• **WHAT YOU NEED TO DO**
Copy every record exactly, leaving the pictures out.

• **Dataset items**

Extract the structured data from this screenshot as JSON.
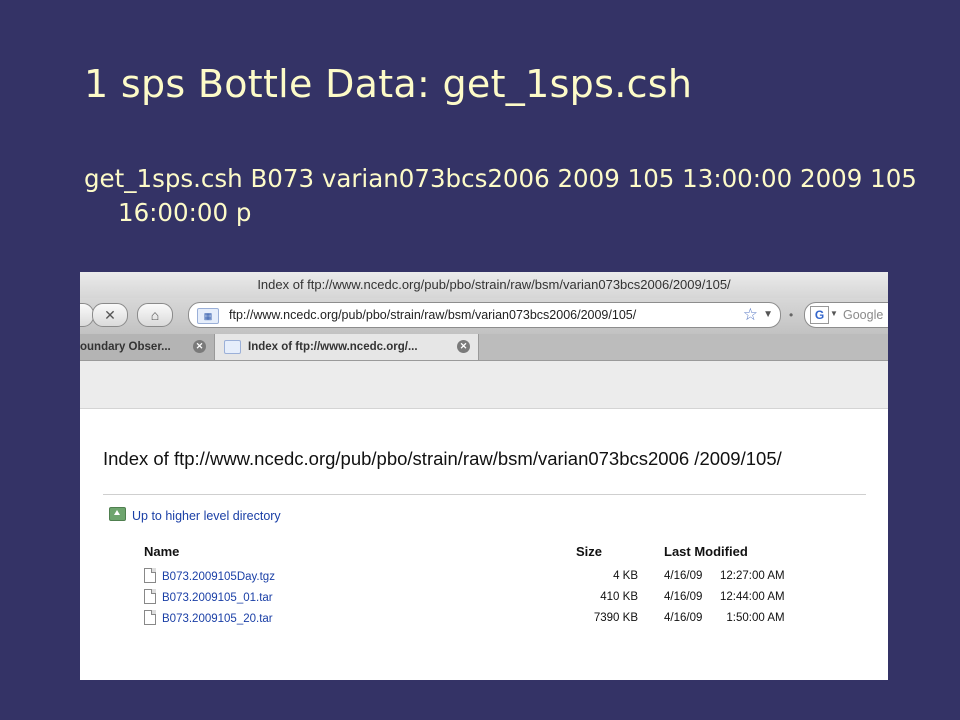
{
  "slide": {
    "title": "1 sps Bottle Data:  get_1sps.csh",
    "command": "get_1sps.csh B073 varian073bcs2006  2009 105 13:00:00 2009 105 16:00:00 p"
  },
  "browser": {
    "window_title": "Index of ftp://www.ncedc.org/pub/pbo/strain/raw/bsm/varian073bcs2006/2009/105/",
    "url": "ftp://www.ncedc.org/pub/pbo/strain/raw/bsm/varian073bcs2006/2009/105/",
    "search_placeholder": "Google",
    "tabs": [
      {
        "label": "oundary Obser..."
      },
      {
        "label": "Index of ftp://www.ncedc.org/..."
      }
    ]
  },
  "page": {
    "heading": "Index of ftp://www.ncedc.org/pub/pbo/strain/raw/bsm/varian073bcs2006 /2009/105/",
    "up_link": "Up to higher level directory",
    "columns": {
      "name": "Name",
      "size": "Size",
      "modified": "Last Modified"
    },
    "files": [
      {
        "name": "B073.2009105Day.tgz",
        "size": "4 KB",
        "date": "4/16/09",
        "time": "12:27:00 AM"
      },
      {
        "name": "B073.2009105_01.tar",
        "size": "410 KB",
        "date": "4/16/09",
        "time": "12:44:00 AM"
      },
      {
        "name": "B073.2009105_20.tar",
        "size": "7390 KB",
        "date": "4/16/09",
        "time": "1:50:00 AM"
      }
    ]
  },
  "colors": {
    "slide_background": "#343366",
    "slide_text": "#fdfbc8",
    "link": "#1a3fa6"
  }
}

• **OUTPUT FOR THIS TASK**
Extract the structured data from this screenshot as JSON.
{
  "slide": {
    "title": "1 sps Bottle Data:  get_1sps.csh",
    "command": "get_1sps.csh B073 varian073bcs2006  2009 105 13:00:00 2009 105 16:00:00 p"
  },
  "browser": {
    "window_title": "Index of ftp://www.ncedc.org/pub/pbo/strain/raw/bsm/varian073bcs2006/2009/105/",
    "url": "ftp://www.ncedc.org/pub/pbo/strain/raw/bsm/varian073bcs2006/2009/105/",
    "search_placeholder": "Google",
    "tabs": [
      {
        "label": "oundary Obser..."
      },
      {
        "label": "Index of ftp://www.ncedc.org/..."
      }
    ]
  },
  "page": {
    "heading": "Index of ftp://www.ncedc.org/pub/pbo/strain/raw/bsm/varian073bcs2006 /2009/105/",
    "up_link": "Up to higher level directory",
    "columns": {
      "name": "Name",
      "size": "Size",
      "modified": "Last Modified"
    },
    "files": [
      {
        "name": "B073.2009105Day.tgz",
        "size": "4 KB",
        "date": "4/16/09",
        "time": "12:27:00 AM"
      },
      {
        "name": "B073.2009105_01.tar",
        "size": "410 KB",
        "date": "4/16/09",
        "time": "12:44:00 AM"
      },
      {
        "name": "B073.2009105_20.tar",
        "size": "7390 KB",
        "date": "4/16/09",
        "time": "1:50:00 AM"
      }
    ]
  },
  "colors": {
    "slide_background": "#343366",
    "slide_text": "#fdfbc8",
    "link": "#1a3fa6"
  }
}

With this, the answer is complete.